An attorney for two Filipino nurses accused of poisoning nine Veterans Administration hospital patients said today defense lawyers may file another motion to dismiss the case because of reports another woman claimed responsibility for the crimes.
Attorney Thomas C. O'Brien told United Press International the revelation raises the question of whether the federal government whithheld evidence from the defense in violation of a court order.
Such a ruling by U.S. District Judge Philip Pratt would wipe out charges for the poisonings, two of them fatal, against Filipina Narciso, 30, and Lenora Perez, 32.
They are accused of injecting pavulon, a powerful muscle relaxant, into intensive care patients at the VA hospital in Ann Arbor in July and August, 1975. More than 40 other mysterious breathing failures were reported during that time.
The Detroit Free Press reported today that Betty Jakim, 51, a nursing supervisor at the hospital, told her psychiatrist prior to her suicide Feb. 3 that she was responsible for the poisonings.
When she died of overdose of transquilizers in Sebring, Fla., the Free Press said, she left a note insisting the defendants were innocent.

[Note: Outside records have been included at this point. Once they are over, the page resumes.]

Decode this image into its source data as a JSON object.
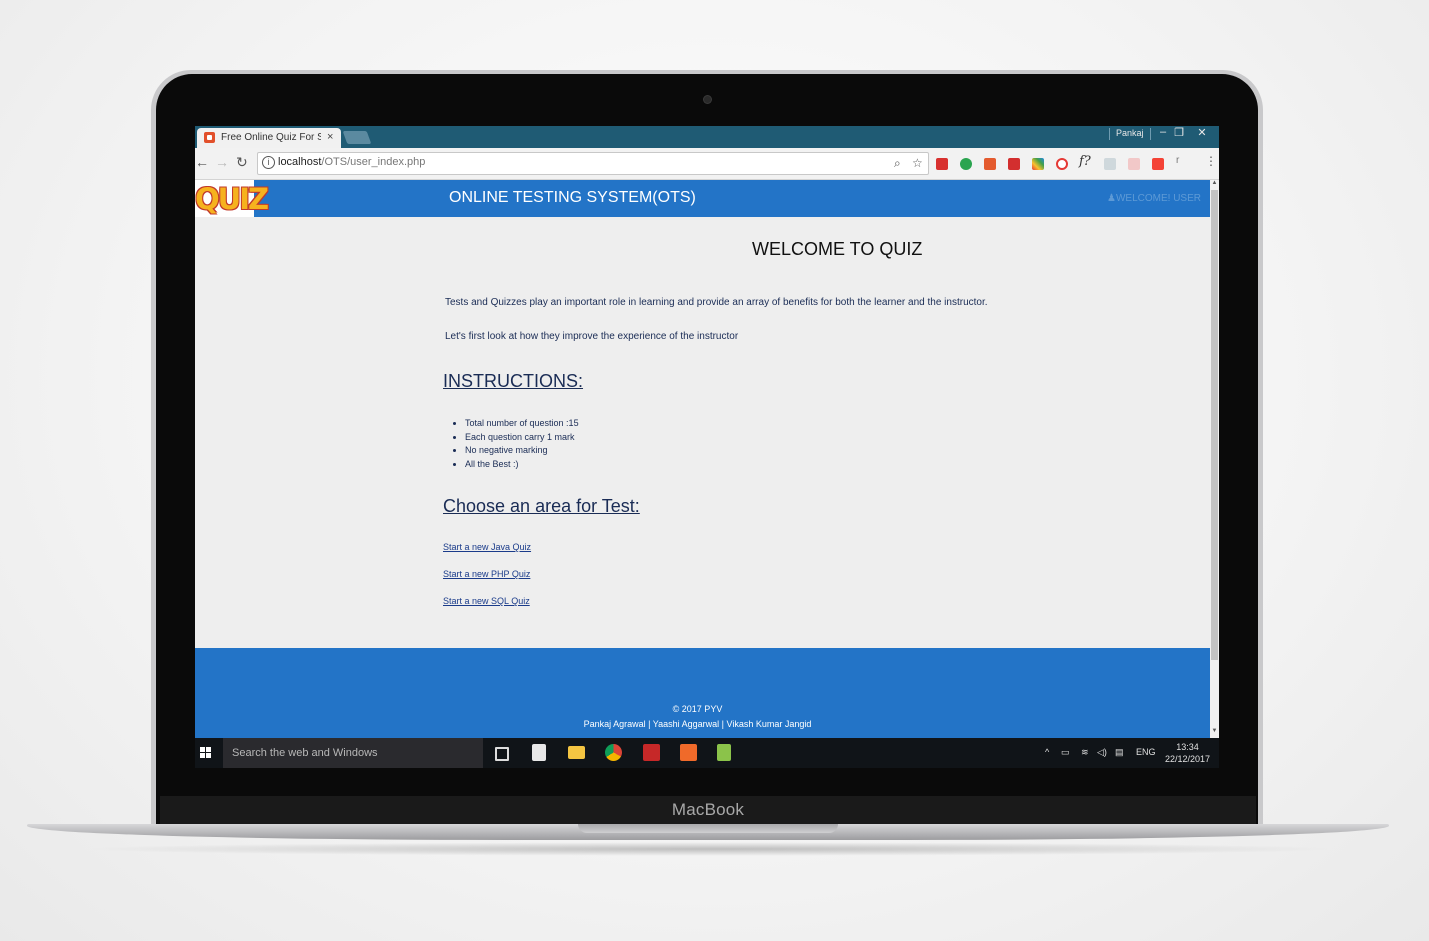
{
  "device": {
    "label": "MacBook"
  },
  "browser": {
    "tab_title": "Free Online Quiz For Stu",
    "tab_close": "×",
    "window_user": "Pankaj",
    "window_controls": {
      "minimize": "–",
      "restore": "❐",
      "close": "✕"
    },
    "url_host": "localhost",
    "url_path": "/OTS/user_index.php"
  },
  "header": {
    "logo_text": "QUIZ",
    "site_title": "ONLINE TESTING SYSTEM(OTS)",
    "welcome_user": "WELCOME! USER"
  },
  "main": {
    "title": "WELCOME TO QUIZ",
    "intro_1": "Tests and Quizzes play an important role in learning and provide an array of benefits for both the learner and the instructor.",
    "intro_2": "Let's first look at how they improve the experience of the instructor",
    "instructions_heading": "INSTRUCTIONS:",
    "instructions": [
      "Total number of question :15",
      "Each question carry 1 mark",
      "No negative marking",
      "All the Best :)"
    ],
    "choose_heading": "Choose an area for Test:",
    "quiz_links": [
      "Start a new Java Quiz",
      "Start a new PHP Quiz",
      "Start a new SQL Quiz"
    ]
  },
  "footer": {
    "copyright": "© 2017 PYV",
    "authors": "Pankaj Agrawal | Yaashi Aggarwal | Vikash Kumar Jangid"
  },
  "taskbar": {
    "search_placeholder": "Search the web and Windows",
    "language": "ENG",
    "time": "13:34",
    "date": "22/12/2017"
  },
  "colors": {
    "accent_blue": "#2374c7",
    "titlebar": "#1f5b74",
    "logo_yellow": "#f6b21e"
  }
}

The note reportedly is in the possession of Mrs. Jakim's husband, Emil, who has discussed it with friends but not shown it to federal authorities, the newspaper said. He could not be reached for comment.
Prior to her death, Mrs. Jakim reportedly suffered severe depression and was confined for a time to an Ann Arbor mental hospital. The Free Press said her verbal confessions were not reported to authorities because doctors concluded her guilt was a delusion produced by mental illness.

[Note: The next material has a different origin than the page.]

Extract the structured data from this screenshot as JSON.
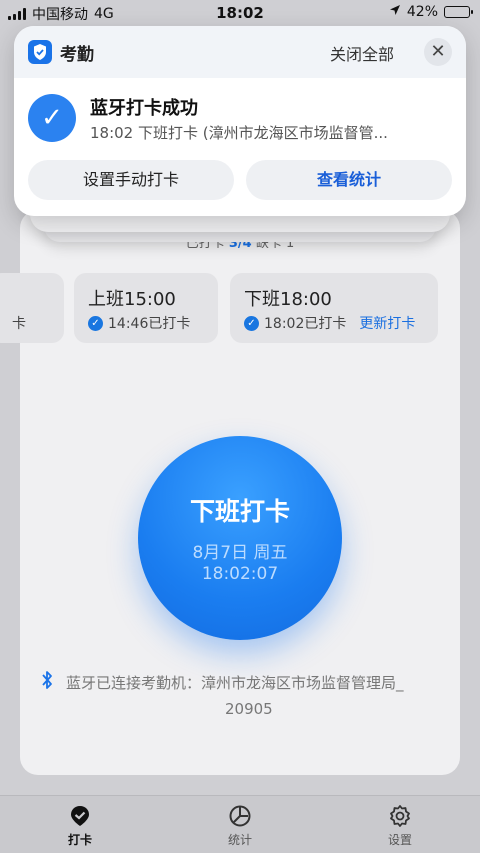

The newspaper said Mrs. Jakim was a suspect in the 11-month FBI investigation of the case, but she was dropped because she wasn't at the hospital each time a breathing failure occurred.
The FBI is opening a new probe of Mrs. Jakim, the newspaper quoted agents as saying. The FBI and prosecutors said they had no knowledge of the Jakim statements or of her suicide note.
But lawyers defending the two nurses have subpoenaed the FBI for all material in the case, including psychiatric records, relating to Mrs. Jakim. Defense attorney O'Brien said government officials have never told defense attorneys details of their investigations fo Mrs. Jakim. Earlier this year Pratt admonished assistant U.S. attorneys for withholding information favorable to the defense.
"Depending on what's been withheld here," O'Brien told UPI, "I wouldn't be surprised to see us ask for a dismissal. It's now possible the case could be thrown out."
Richard Yanko, the assistant U.S. attorney heading the VA prosecution team, said all FBI evidence covered by Pratts order had been turned over to the defense. But Yanko said the FBI had some material on Mrs. Jakim that was never turned over to the defense because it was not covered by the order.
Jury selection in the case was scheduled to resume Tuesday, but attorneys said Pratt may call a special meeting Monday to discuss the latest developments.